winner-mode. You can probably find some plugins similar to that in vim. But who wants that, right?
I'm going to introduce some terminology, from
- A buffer is the in-memory text of a file.
- A window is a viewport on a buffer.
- A tab page is a collection of windows.
:h tabpage are supposed to hold onto your carefully managed splits. For example, suppose you have constructed a split configuration suited to your current project. For some reason, you need to check on some file in a full-screen view, i.e. with full width and height. You could do that with
:h | and
:h _ but you can't get back to your previous split configurations like
winner-mode in emacs. So, instead, you open a new tab page (check ways to do that in
:h tabpage) and view the buffer in the new tab page. Now, you can switch back and forth between those tab pages without disrupting your split configurations.
Of course, you can use several separate split configurations in separate tabs and switch between them, i.e. not just using tabs for zooming purposes. This was just an example.
To wrap up, you can't have undo style performance for split management in vim like Emacs's
winner-mode. What you have is a workspace management setup with
:h tabpage similar to Emacs's eyebrowse package.

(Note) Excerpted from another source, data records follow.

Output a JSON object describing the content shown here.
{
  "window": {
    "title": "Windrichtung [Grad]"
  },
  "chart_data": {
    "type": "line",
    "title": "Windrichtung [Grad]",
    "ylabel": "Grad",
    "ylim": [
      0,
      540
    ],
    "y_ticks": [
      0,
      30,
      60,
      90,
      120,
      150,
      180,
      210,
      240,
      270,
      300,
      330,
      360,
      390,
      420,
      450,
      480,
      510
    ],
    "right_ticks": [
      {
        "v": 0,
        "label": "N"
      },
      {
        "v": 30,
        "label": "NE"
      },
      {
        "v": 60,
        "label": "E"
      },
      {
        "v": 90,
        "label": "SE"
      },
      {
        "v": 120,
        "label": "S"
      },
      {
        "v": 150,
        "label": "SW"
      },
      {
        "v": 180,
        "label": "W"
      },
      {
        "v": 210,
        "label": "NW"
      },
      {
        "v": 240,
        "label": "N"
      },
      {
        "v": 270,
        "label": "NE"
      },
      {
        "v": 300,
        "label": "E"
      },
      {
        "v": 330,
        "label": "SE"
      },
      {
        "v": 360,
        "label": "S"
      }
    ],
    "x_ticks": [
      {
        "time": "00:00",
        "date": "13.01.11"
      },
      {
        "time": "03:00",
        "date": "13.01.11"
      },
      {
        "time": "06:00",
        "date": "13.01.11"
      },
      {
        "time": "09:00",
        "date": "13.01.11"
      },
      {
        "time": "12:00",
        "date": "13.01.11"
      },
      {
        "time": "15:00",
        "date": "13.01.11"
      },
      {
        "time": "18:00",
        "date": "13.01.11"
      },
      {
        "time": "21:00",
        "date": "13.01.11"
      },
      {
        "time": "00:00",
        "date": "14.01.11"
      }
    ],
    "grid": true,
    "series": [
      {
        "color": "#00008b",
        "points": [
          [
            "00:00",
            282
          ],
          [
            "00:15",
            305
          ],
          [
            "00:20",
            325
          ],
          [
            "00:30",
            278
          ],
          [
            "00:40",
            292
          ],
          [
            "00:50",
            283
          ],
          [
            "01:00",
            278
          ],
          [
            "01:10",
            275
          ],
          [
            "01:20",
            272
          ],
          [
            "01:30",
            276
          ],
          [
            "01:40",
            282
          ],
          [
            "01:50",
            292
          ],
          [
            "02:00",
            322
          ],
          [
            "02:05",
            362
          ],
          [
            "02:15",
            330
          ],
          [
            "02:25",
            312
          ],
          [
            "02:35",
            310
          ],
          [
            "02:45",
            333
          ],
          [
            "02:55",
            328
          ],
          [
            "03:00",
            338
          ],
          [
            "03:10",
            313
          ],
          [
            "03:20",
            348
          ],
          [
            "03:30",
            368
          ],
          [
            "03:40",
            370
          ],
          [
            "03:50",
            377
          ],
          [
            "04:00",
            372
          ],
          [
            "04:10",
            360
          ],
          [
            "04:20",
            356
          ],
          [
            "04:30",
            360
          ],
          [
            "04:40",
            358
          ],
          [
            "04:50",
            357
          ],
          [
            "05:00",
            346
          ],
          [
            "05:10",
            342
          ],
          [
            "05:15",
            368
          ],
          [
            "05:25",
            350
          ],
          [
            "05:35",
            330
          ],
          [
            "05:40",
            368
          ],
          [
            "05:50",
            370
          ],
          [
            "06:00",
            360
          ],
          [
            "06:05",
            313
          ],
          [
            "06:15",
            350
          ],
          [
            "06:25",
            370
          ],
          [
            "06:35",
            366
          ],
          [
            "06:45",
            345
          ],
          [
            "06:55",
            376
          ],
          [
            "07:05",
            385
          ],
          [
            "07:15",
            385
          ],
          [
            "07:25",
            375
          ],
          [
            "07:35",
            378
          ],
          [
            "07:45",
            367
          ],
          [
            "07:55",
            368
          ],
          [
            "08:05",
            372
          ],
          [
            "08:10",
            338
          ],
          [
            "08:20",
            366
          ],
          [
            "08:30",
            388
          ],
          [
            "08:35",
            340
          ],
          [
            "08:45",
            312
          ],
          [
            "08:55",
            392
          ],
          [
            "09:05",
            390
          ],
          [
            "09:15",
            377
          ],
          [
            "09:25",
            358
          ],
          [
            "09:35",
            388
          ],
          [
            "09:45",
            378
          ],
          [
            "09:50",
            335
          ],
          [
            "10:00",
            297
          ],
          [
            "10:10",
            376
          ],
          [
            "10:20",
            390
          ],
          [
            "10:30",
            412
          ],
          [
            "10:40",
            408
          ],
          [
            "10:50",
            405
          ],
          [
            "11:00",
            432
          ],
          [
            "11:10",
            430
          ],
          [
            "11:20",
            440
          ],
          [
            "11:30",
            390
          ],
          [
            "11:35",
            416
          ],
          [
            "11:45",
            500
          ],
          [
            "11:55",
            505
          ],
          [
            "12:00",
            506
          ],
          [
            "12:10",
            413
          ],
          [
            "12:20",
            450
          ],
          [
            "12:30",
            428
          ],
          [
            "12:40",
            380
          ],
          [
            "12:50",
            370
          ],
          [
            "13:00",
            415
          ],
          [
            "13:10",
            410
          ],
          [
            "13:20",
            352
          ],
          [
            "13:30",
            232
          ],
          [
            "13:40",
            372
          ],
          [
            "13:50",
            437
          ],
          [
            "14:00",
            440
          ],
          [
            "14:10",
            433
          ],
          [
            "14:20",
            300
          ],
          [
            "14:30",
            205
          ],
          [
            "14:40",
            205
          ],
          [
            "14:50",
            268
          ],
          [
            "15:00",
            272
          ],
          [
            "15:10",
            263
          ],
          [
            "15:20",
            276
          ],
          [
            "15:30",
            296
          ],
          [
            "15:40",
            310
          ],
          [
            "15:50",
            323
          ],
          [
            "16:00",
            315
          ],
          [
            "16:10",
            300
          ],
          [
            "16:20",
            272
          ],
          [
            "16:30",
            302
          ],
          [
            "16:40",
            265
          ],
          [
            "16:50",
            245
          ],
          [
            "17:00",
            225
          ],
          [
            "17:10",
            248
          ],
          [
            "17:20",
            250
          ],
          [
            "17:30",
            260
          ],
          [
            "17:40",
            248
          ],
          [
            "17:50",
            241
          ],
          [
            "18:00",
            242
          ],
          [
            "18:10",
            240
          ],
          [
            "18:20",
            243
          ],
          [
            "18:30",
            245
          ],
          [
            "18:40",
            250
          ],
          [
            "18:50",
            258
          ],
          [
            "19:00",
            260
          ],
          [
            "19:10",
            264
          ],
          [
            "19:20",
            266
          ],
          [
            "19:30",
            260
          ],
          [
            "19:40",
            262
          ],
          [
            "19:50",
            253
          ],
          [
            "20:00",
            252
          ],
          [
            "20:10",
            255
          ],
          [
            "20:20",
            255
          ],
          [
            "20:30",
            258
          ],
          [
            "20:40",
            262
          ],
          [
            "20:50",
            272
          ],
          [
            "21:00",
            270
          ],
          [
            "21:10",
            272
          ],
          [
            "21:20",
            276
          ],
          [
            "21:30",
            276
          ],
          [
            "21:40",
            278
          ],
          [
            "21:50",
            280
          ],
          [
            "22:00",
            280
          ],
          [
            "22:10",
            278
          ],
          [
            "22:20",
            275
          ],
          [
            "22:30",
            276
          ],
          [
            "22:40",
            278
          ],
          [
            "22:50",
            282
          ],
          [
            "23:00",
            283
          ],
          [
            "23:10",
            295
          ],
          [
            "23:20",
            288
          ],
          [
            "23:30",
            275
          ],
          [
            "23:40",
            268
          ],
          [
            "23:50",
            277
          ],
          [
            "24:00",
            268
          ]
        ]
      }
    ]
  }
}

Here is a detailed answer describing the uses and differences of buffers, windows/splits and tab pages